            At sixteen, I read Gone With the Wind and Thomas Wolfe’s Look Homeward Angel.  Wolfe’s lyrical prose intoxicated me, and GWTW showed me what great storytelling could be.  Both made me think about the importance of family and place in literature – and in life.

            I also read Arnow’s The Dollmaker about this time.  For the longest while, since no one ever mentioned it in my classes, I thought I was the only one who knew about it, that it was my personal, secret masterpiece.  All Kentucky high school students should be required to read it.  

            In college, I had to re-read Huckleberry Finn – a book I’d read as a youngster – and I decided  that it was the great American novel.  I was coming of age in the turbulent 1960’s, and here was Mark Twain, reaching across a century, pointing out most everything I needed to consider. 

            I also discovered Joyce’s Portrait of the Artist As a Young Man and Ulysses in college.  I didn’t enjoy those books, but I began to glimpse the limitless possibilities of written language. There was Faulkner, too.  I like As I lay Dying the best.  No reason.  And James Agee’s A Death in the Family.  I wish I’d written that one.

            Cather’s My Antonia and Rølvaag’s Giants in the Earth should be required reading for all Americans.  This was how the west was really won.  I would add The Northwest Passage and Steinbeck’s Great Depression epic, The Grapes of Wrath to my American must-read list.   Kentuckians should read Eckart’s The Frontiersman

            As an adult, reading for fun, I enjoyed Michener’s bestsellers.  I especially admired Chesapeake, a story about my own heritage, and The Source, a thoughtful examination of the Bible’s history.  Galsworthy’s The Forsyte Saga helped me understand the English better, and was a good soap opera read to boot.

            I can’t leave out Watership Down.  Even though its supposedly about rabbits, it covers about all there is to know about civilization.  And I like anything by Lee Smith.  She makes me laugh and think, and she writes about my neck of the woods.  Ishiguro’s Remains of the Day should be read by the young, rather than the old, for whom it may come too late.

            I’m glad I’ve read Run With the Horsemen and Cold Sassy Tree, wonderful stories about growing up in the south. They made me think I could write about my own childhood in rural Kentucky.
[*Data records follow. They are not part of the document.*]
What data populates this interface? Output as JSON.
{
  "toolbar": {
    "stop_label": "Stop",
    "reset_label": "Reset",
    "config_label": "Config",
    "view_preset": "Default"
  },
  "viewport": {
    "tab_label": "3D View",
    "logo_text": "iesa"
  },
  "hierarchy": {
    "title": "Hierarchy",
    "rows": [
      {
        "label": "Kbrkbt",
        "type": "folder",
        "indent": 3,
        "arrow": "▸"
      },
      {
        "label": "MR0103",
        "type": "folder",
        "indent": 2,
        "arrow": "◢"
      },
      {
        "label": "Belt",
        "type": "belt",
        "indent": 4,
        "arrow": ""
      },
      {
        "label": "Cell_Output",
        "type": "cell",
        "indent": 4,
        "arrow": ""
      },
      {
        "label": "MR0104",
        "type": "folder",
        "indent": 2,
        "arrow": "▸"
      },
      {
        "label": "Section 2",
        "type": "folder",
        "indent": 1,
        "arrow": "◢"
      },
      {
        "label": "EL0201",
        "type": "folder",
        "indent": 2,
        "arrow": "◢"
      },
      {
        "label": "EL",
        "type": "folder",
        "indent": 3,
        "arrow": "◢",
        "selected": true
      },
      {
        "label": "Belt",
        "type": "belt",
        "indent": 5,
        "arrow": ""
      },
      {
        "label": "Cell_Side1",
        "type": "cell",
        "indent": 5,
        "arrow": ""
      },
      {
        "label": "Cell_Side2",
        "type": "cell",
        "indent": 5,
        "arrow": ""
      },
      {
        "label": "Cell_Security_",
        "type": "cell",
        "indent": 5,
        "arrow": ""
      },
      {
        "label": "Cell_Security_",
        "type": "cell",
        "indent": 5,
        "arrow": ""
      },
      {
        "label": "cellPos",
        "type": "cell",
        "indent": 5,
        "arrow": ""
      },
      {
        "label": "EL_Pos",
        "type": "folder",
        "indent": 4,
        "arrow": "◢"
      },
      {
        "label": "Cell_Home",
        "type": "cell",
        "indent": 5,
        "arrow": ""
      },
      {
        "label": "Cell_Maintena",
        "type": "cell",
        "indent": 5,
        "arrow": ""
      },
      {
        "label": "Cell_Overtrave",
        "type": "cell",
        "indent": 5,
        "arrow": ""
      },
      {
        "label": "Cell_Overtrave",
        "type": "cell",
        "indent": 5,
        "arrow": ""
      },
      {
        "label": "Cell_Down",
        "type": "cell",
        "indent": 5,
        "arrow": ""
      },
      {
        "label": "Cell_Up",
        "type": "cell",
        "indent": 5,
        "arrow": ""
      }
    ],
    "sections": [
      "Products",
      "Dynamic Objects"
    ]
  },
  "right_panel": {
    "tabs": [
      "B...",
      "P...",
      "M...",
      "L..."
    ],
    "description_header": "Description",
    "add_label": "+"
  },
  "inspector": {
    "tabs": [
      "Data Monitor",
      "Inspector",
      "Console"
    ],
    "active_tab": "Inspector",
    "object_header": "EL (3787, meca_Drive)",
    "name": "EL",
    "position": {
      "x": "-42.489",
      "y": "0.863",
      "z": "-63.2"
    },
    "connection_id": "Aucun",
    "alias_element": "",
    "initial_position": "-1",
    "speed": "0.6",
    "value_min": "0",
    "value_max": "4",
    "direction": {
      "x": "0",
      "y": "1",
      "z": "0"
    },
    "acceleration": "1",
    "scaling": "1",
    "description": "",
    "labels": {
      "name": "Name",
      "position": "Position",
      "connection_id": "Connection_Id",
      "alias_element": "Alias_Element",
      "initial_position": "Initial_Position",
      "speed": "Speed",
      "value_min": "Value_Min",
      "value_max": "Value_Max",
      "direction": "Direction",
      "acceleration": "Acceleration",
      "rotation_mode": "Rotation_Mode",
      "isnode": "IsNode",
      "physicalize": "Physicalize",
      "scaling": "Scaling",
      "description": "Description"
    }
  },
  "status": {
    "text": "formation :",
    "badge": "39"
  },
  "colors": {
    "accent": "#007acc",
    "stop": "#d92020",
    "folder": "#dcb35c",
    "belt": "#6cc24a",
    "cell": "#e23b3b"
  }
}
            Did I mention Charlotte’s Web?  Well, obviously this list isn’t complete.  I can’t discuss in this short space all the books it’s taken a lifetime to discover.  I haven’t even read all the books on my intend-to list.  But as Charlotte said, a lifetime is all anyone has. I'd better get busy.

©Copyright Georgia Green Stamper 2012